He has a knack for making things grow, like the avocado roots he is experimenting with (see below), and I have an uncanny ability to do the complete opposite.  How many people can say with certainty that they have killed a cactus?   How exactly does one care for a cactus?

Well learn, I will.  Next week our library swag will include some highly sought-after green thumb books geared to kids.  Thank you to Delightful Children’s Books for their top ten gardening books for kids and the inspiration.

The books on my son’s library list include the following:

Growing Vegetable Soup
by Lois Elhert

Garbage Helps Our Garden Grow: A Compost Story by Linda Glaser and Shelley Rotner

The Gardening Book by Jane Bull

From Seed to Plant by Gail Gibbons

Roots, Shoots, Buckets and Boots: Gardening Together With Children by Sharon Lovejoy

The Eternal Optimism of the Backyard Gardener.

In my mind, I am many things, most of which I won’t share. Because I won’t, so don’t ask.

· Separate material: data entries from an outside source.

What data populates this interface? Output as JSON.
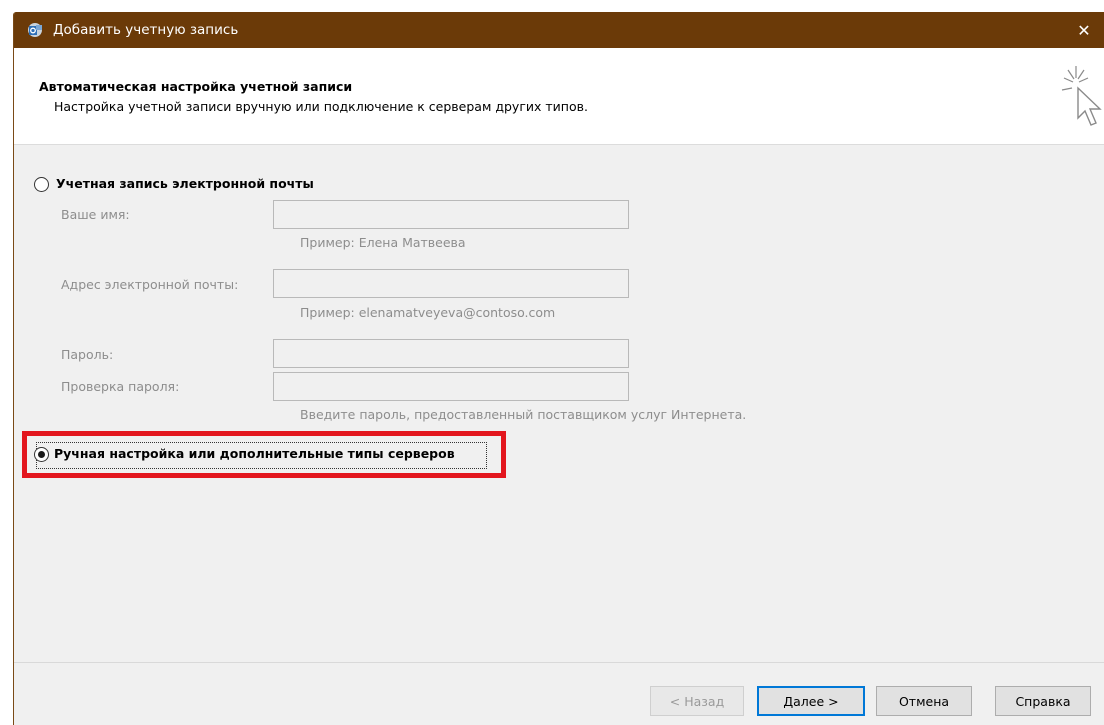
{
  "window": {
    "title": "Добавить учетную запись",
    "close_glyph": "✕"
  },
  "header": {
    "title": "Автоматическая настройка учетной записи",
    "subtitle": "Настройка учетной записи вручную или подключение к серверам других типов."
  },
  "options": {
    "email_account": {
      "label": "Учетная запись электронной почты",
      "selected": false
    },
    "manual_setup": {
      "label": "Ручная настройка или дополнительные типы серверов",
      "selected": true
    }
  },
  "form": {
    "name_label": "Ваше имя:",
    "name_value": "",
    "name_hint": "Пример: Елена Матвеева",
    "email_label": "Адрес электронной почты:",
    "email_value": "",
    "email_hint": "Пример: elenamatveyeva@contoso.com",
    "password_label": "Пароль:",
    "password_value": "",
    "password_confirm_label": "Проверка пароля:",
    "password_confirm_value": "",
    "password_hint": "Введите пароль, предоставленный поставщиком услуг Интернета."
  },
  "buttons": {
    "back": "< Назад",
    "next": "Далее >",
    "cancel": "Отмена",
    "help": "Справка"
  },
  "colors": {
    "titlebar": "#6b3a08",
    "highlight": "#e3161e",
    "default_button_border": "#0078d7"
  },
  "icons": {
    "app": "outlook-app-icon",
    "wizard": "wizard-cursor-sparkle-icon",
    "close": "close-icon"
  }
}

Of all of those things, I can tell you that one of them is “gardener”. The appellation of “gardener” rests most uneasily, because it really not very true. In fact, it’s not true at all.  As much as I might want it to be the case, I’m really all sweet talk, no action when it comes to putting in a garden, maintaining it, weeding it and watering it. I want all the benefits but none of the work. I want to grow prize-winning tomatoes, but I’m too lazy to stake them. I weed sporadically, usually when I’m on the phone. The only remotely successful thing I’ve (correction: We’ve) ever grown were some green bean plants last summer, which provided us with more green beans than we knew that to do with (I lie: they got turned into pickled green beans and all was right with the world, but I digress). I’m still half-convinced that was a fluke.

Here’s what I do every spring: I always, ALWAYS start every growing season by making a grand plan for the garden. After I’ve decided what I’m going to grow, I fantasize about working in the garden with my boys, teaching them about varietals of flowers, showing them how to pick off the runners on tomato plants. We’ll plant three different types of peppers, twelve herbs, four types of tomatoes, some asparagus, and a full butterfly garden full of indigenous wild flowers. And of course,  it will all fit and grow under the branches of the very large tree in my backyard, whose canopy shades all but a three-by-two foot patch of clay-like soil right at the back of the yard beside where my neighbour keeps her garbage cans.  Won’t it?

Some time in June I’ll buy the best of what’s left at the local garden centre and haphazardly throw it into the soil. By August every year, I have to again face the fact that I’m not really any good at this gardening stuff. I mean, I like it. I know what I’m supposed to do to get the green shoots to keep growing and the pretty things to smell good. I’m just unrealistic about what I can achieve, underwhelmed by how much work I need to do to get even half-way there, and just a bit annoyed that gardening is actually, you know, work, and not just a way to get free tomatoes every night. But that hasn’t stopped me from starting to peruse the seed displays at our local Canadian Tire on my way to work and wondering whether we have enough room to grow watermelons.